What about the cold season? Is it possible to catch shiners?
Catching shiners in winter is not impossible. Since they are used as bait for ice fishing in many parts of the world, they are preferred to other lures. With this fish species, you can catch much bigger fish, like pike, walleye, and trout. Whenever you go ice fishing, it is quite a good idea to aim for having plenty of shiners as live bait.
It is true that shiners are not that widespread in winter, and you will have to look for them. However, once you find an excellent location, what remains to do is to set up a trap, like you usually do in the summertime.
Use your drill to make a hole in the ice, and put the trap inside. If you are not satisfied with how large the hole is after using the drill, you can use any ice-breaking tool to make it bigger. Use oatmeal or bread pieces to create an enticing trap for the shiners.

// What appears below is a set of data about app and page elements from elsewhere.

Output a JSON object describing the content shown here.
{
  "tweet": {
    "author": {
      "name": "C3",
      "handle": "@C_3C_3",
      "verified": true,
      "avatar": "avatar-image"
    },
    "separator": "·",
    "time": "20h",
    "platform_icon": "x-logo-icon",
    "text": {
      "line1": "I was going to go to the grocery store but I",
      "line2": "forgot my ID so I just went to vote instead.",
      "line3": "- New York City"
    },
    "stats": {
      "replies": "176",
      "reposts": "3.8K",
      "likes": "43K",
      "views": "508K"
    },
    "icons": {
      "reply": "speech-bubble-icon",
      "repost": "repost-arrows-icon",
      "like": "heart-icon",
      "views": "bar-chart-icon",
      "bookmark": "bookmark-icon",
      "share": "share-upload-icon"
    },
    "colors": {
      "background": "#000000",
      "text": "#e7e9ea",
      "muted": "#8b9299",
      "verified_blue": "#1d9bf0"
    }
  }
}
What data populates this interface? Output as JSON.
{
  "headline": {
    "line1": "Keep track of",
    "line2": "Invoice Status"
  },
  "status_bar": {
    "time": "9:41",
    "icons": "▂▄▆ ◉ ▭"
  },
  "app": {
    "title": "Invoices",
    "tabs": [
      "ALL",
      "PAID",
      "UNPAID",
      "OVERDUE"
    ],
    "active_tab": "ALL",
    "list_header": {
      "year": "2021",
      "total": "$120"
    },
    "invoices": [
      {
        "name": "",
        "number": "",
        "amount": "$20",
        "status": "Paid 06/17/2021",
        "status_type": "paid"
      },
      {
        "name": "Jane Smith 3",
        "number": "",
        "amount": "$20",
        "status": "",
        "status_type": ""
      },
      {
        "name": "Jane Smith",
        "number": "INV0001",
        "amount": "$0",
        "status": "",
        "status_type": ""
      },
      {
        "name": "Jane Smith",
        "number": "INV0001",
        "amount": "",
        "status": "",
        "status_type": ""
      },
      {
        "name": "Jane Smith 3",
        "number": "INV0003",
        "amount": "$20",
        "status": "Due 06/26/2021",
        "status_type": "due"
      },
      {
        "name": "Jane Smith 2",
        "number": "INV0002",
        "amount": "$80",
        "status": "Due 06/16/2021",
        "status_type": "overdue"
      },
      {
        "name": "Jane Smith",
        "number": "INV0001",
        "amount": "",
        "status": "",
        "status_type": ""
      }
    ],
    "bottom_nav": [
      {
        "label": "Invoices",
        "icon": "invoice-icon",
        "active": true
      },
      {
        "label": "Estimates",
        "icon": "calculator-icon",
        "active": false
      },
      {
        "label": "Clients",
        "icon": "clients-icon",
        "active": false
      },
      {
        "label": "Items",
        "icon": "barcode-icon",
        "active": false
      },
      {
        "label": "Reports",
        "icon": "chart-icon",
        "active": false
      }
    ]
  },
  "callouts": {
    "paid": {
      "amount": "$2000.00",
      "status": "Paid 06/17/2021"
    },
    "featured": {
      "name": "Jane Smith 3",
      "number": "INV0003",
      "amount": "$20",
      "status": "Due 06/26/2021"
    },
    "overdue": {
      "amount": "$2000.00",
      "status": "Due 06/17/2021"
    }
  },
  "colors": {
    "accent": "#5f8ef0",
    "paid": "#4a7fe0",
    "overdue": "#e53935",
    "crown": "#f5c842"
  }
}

One thing to bear in mind when you go catching shiners in the cold season is that they tend to swim at different depths than usual. Layers of water have different temperatures, and the warmer ones are preferred by fish during winter.
That means that you might have to experiment a little with different depths until you manage to hit the jackpot. Your best bet is somewhere near the bottom, but you can never be too sure, which is why it is a good idea to experiment.
Sometimes you only need to leave the trap for half an hour and find it full of shiners when you get back to it. However, you may not always be this lucky, which means that there is nothing wrong with leaving the trap overnight. If you still find the trap empty, maybe you should search for another place.
The bottom line is that you can catch shiners in winter, but you have to find a good location, use the right bait and arm yourself with patience, as it might take a while until you can go ice fishing with plenty of live bait.
The seine net method
Going back to various methods for catching shiners, here is another one that you may find useful. A seine net can prove a more than a decent tool for such an endeavor, in case you have someone else tag along with you. The more people hold the seine net, the better, so, if you are with a big party, you can rest assured that you will catch plenty of live bait.
You must make sure that the spot you pick for casting a seine net is even enough so you can stand on your two feet without the risk to lose balance. Go to areas where everyone can sit upright with the water below the waist, and away from any strong currents.
It is easy to scare the fish away, if someone is knocked down, not to mention the entire unpleasant situation of having to dry your clothes before proceeding further. Spread the seine net as wide as possible, with people positioned equally one from another. At least someone should be close to the shore.
This person will be the pivot, while the others will make the necessary rotation to catch the shiners in the net, right above the waterbed. This way you can make sure that no shiners will escape. Do you still remember how important it is to keep the fish healthy and stress-free? When catching them with a seine net, the same rule applies.
A bucket that allows the water to flow through should serve as storage. The live bait should have enough room to breathe, so don’t hurry to crowd too many in the same bucket. In case you don’t want to use the live bait right away, a good idea would be to place the shiners in a cooler. This way, they will be kept alive until you need them.
You don’t have to rely on bait bought from specialized shops if you know how to catch this type of fish. It can be a lot of fun to catch shiners, and it is an activity that can involve other friends, too. A few rules must be taken into consideration, and those are related to the necessity of keeping the bait as healthy as possible. When you get around to use them as bait, they should behave just as they would naturally, so that the bigger fish you want to catch will not suspect anything out of the ordinary.